#### Dataset records ####

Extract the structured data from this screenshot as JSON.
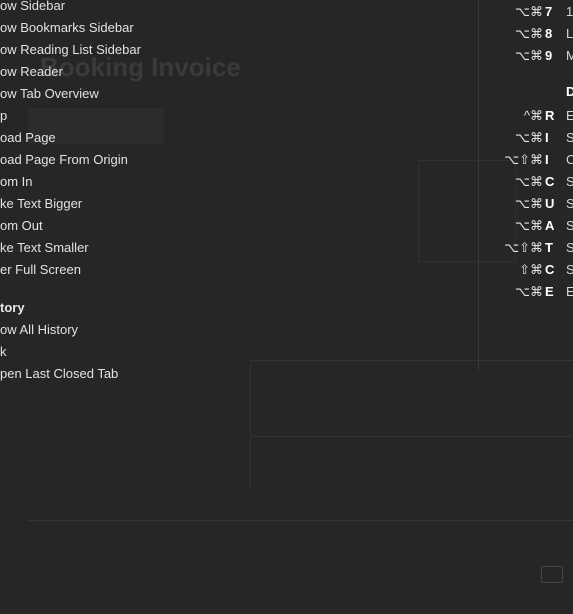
{
  "background": {
    "title": "Booking Invoice"
  },
  "menu_left": {
    "items": [
      {
        "label": "ow Sidebar"
      },
      {
        "label": "ow Bookmarks Sidebar"
      },
      {
        "label": "ow Reading List Sidebar"
      },
      {
        "label": "ow Reader"
      },
      {
        "label": "ow Tab Overview"
      },
      {
        "label": "p"
      },
      {
        "label": "oad Page"
      },
      {
        "label": "oad Page From Origin"
      },
      {
        "label": "om In"
      },
      {
        "label": "ke Text Bigger"
      },
      {
        "label": "om Out"
      },
      {
        "label": "ke Text Smaller"
      },
      {
        "label": "er Full Screen"
      }
    ],
    "section_header": "tory",
    "history_items": [
      {
        "label": "ow All History"
      },
      {
        "label": "k"
      },
      {
        "label": "pen Last Closed Tab"
      }
    ]
  },
  "menu_right": {
    "rows": [
      {
        "mods": "⌥⌘",
        "key": "7",
        "label": "1"
      },
      {
        "mods": "⌥⌘",
        "key": "8",
        "label": "L"
      },
      {
        "mods": "⌥⌘",
        "key": "9",
        "label": "M"
      },
      {
        "mods": "^⌘",
        "key": "R",
        "label": "E"
      },
      {
        "mods": "⌥⌘",
        "key": "I",
        "label": "S"
      },
      {
        "mods": "⌥⇧⌘",
        "key": "I",
        "label": "C"
      },
      {
        "mods": "⌥⌘",
        "key": "C",
        "label": "S"
      },
      {
        "mods": "⌥⌘",
        "key": "U",
        "label": "S"
      },
      {
        "mods": "⌥⌘",
        "key": "A",
        "label": "S"
      },
      {
        "mods": "⌥⇧⌘",
        "key": "T",
        "label": "S"
      },
      {
        "mods": "⇧⌘",
        "key": "C",
        "label": "S"
      },
      {
        "mods": "⌥⌘",
        "key": "E",
        "label": "E"
      }
    ],
    "section_header": "D"
  }
}
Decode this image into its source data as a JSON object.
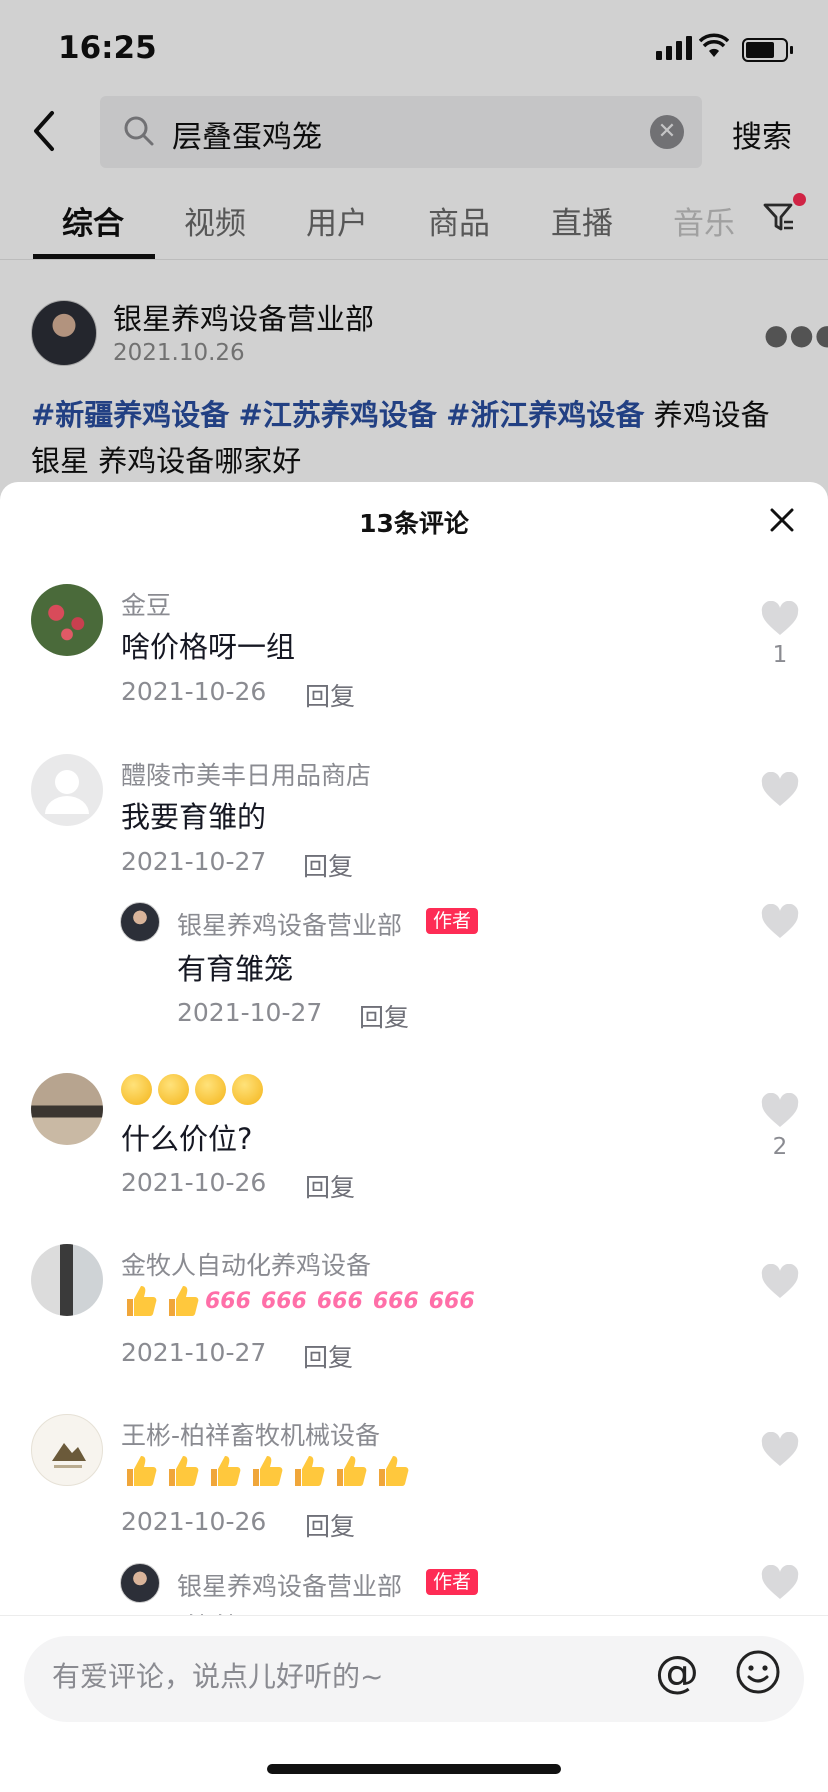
{
  "status_bar": {
    "time": "16:25"
  },
  "search": {
    "query": "层叠蛋鸡笼",
    "submit_label": "搜索"
  },
  "tabs": [
    {
      "label": "综合",
      "active": true
    },
    {
      "label": "视频"
    },
    {
      "label": "用户"
    },
    {
      "label": "商品"
    },
    {
      "label": "直播"
    },
    {
      "label": "音乐"
    }
  ],
  "post": {
    "author": "银星养鸡设备营业部",
    "date": "2021.10.26",
    "hashtags": [
      "#新疆养鸡设备",
      "#江苏养鸡设备",
      "#浙江养鸡设备"
    ],
    "text_after_tags": "养鸡设备",
    "text_line2": "银星 养鸡设备哪家好"
  },
  "comments_sheet": {
    "title": "13条评论",
    "reply_label": "回复",
    "author_badge": "作者",
    "comments": [
      {
        "name": "金豆",
        "text": "啥价格呀一组",
        "date": "2021-10-26",
        "likes": "1"
      },
      {
        "name": "醴陵市美丰日用品商店",
        "text": "我要育雏的",
        "date": "2021-10-27",
        "likes": ""
      },
      {
        "name": "",
        "text": "什么价位?",
        "date": "2021-10-26",
        "likes": "2"
      },
      {
        "name": "金牧人自动化养鸡设备",
        "text": "",
        "date": "2021-10-27",
        "likes": ""
      },
      {
        "name": "王彬-柏祥畜牧机械设备",
        "text": "",
        "date": "2021-10-26",
        "likes": ""
      }
    ],
    "replies": [
      {
        "name": "银星养鸡设备营业部",
        "text": "有育雏笼",
        "date": "2021-10-27"
      },
      {
        "name": "银星养鸡设备营业部",
        "text": "谢谢"
      }
    ],
    "emoji_666": "666"
  },
  "input": {
    "placeholder": "有爱评论，说点儿好听的~"
  },
  "colors": {
    "accent": "#fe2c55",
    "hashtag": "#2a4fa0"
  },
  "icons": [
    "back-arrow-icon",
    "search-icon",
    "clear-icon",
    "filter-icon",
    "more-icon",
    "close-icon",
    "heart-icon",
    "at-icon",
    "emoji-icon"
  ]
}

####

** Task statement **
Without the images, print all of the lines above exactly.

** Result of this exercise **
Extract the structured data from this screenshot as JSON.
{
  "background": {
    "title": "Booking Invoice"
  },
  "menu_left": {
    "items": [
      {
        "label": "ow Sidebar"
      },
      {
        "label": "ow Bookmarks Sidebar"
      },
      {
        "label": "ow Reading List Sidebar"
      },
      {
        "label": "ow Reader"
      },
      {
        "label": "ow Tab Overview"
      },
      {
        "label": "p"
      },
      {
        "label": "oad Page"
      },
      {
        "label": "oad Page From Origin"
      },
      {
        "label": "om In"
      },
      {
        "label": "ke Text Bigger"
      },
      {
        "label": "om Out"
      },
      {
        "label": "ke Text Smaller"
      },
      {
        "label": "er Full Screen"
      }
    ],
    "section_header": "tory",
    "history_items": [
      {
        "label": "ow All History"
      },
      {
        "label": "k"
      },
      {
        "label": "pen Last Closed Tab"
      }
    ]
  },
  "menu_right": {
    "rows": [
      {
        "mods": "⌥⌘",
        "key": "7",
        "label": "1"
      },
      {
        "mods": "⌥⌘",
        "key": "8",
        "label": "L"
      },
      {
        "mods": "⌥⌘",
        "key": "9",
        "label": "M"
      },
      {
        "mods": "^⌘",
        "key": "R",
        "label": "E"
      },
      {
        "mods": "⌥⌘",
        "key": "I",
        "label": "S"
      },
      {
        "mods": "⌥⇧⌘",
        "key": "I",
        "label": "C"
      },
      {
        "mods": "⌥⌘",
        "key": "C",
        "label": "S"
      },
      {
        "mods": "⌥⌘",
        "key": "U",
        "label": "S"
      },
      {
        "mods": "⌥⌘",
        "key": "A",
        "label": "S"
      },
      {
        "mods": "⌥⇧⌘",
        "key": "T",
        "label": "S"
      },
      {
        "mods": "⇧⌘",
        "key": "C",
        "label": "S"
      },
      {
        "mods": "⌥⌘",
        "key": "E",
        "label": "E"
      }
    ],
    "section_header": "D"
  }
}
Decode this image into its source data as a JSON object.
{
  "status_bar": {
    "time": "16:25"
  },
  "search": {
    "query": "层叠蛋鸡笼",
    "submit_label": "搜索"
  },
  "tabs": [
    {
      "label": "综合",
      "active": true
    },
    {
      "label": "视频"
    },
    {
      "label": "用户"
    },
    {
      "label": "商品"
    },
    {
      "label": "直播"
    },
    {
      "label": "音乐"
    }
  ],
  "post": {
    "author": "银星养鸡设备营业部",
    "date": "2021.10.26",
    "hashtags": [
      "#新疆养鸡设备",
      "#江苏养鸡设备",
      "#浙江养鸡设备"
    ],
    "text_after_tags": "养鸡设备",
    "text_line2": "银星 养鸡设备哪家好"
  },
  "comments_sheet": {
    "title": "13条评论",
    "reply_label": "回复",
    "author_badge": "作者",
    "comments": [
      {
        "name": "金豆",
        "text": "啥价格呀一组",
        "date": "2021-10-26",
        "likes": "1"
      },
      {
        "name": "醴陵市美丰日用品商店",
        "text": "我要育雏的",
        "date": "2021-10-27",
        "likes": ""
      },
      {
        "name": "",
        "text": "什么价位?",
        "date": "2021-10-26",
        "likes": "2"
      },
      {
        "name": "金牧人自动化养鸡设备",
        "text": "",
        "date": "2021-10-27",
        "likes": ""
      },
      {
        "name": "王彬-柏祥畜牧机械设备",
        "text": "",
        "date": "2021-10-26",
        "likes": ""
      }
    ],
    "replies": [
      {
        "name": "银星养鸡设备营业部",
        "text": "有育雏笼",
        "date": "2021-10-27"
      },
      {
        "name": "银星养鸡设备营业部",
        "text": "谢谢"
      }
    ],
    "emoji_666": "666"
  },
  "input": {
    "placeholder": "有爱评论，说点儿好听的~"
  },
  "colors": {
    "accent": "#fe2c55",
    "hashtag": "#2a4fa0"
  },
  "icons": [
    "back-arrow-icon",
    "search-icon",
    "clear-icon",
    "filter-icon",
    "more-icon",
    "close-icon",
    "heart-icon",
    "at-icon",
    "emoji-icon"
  ]
}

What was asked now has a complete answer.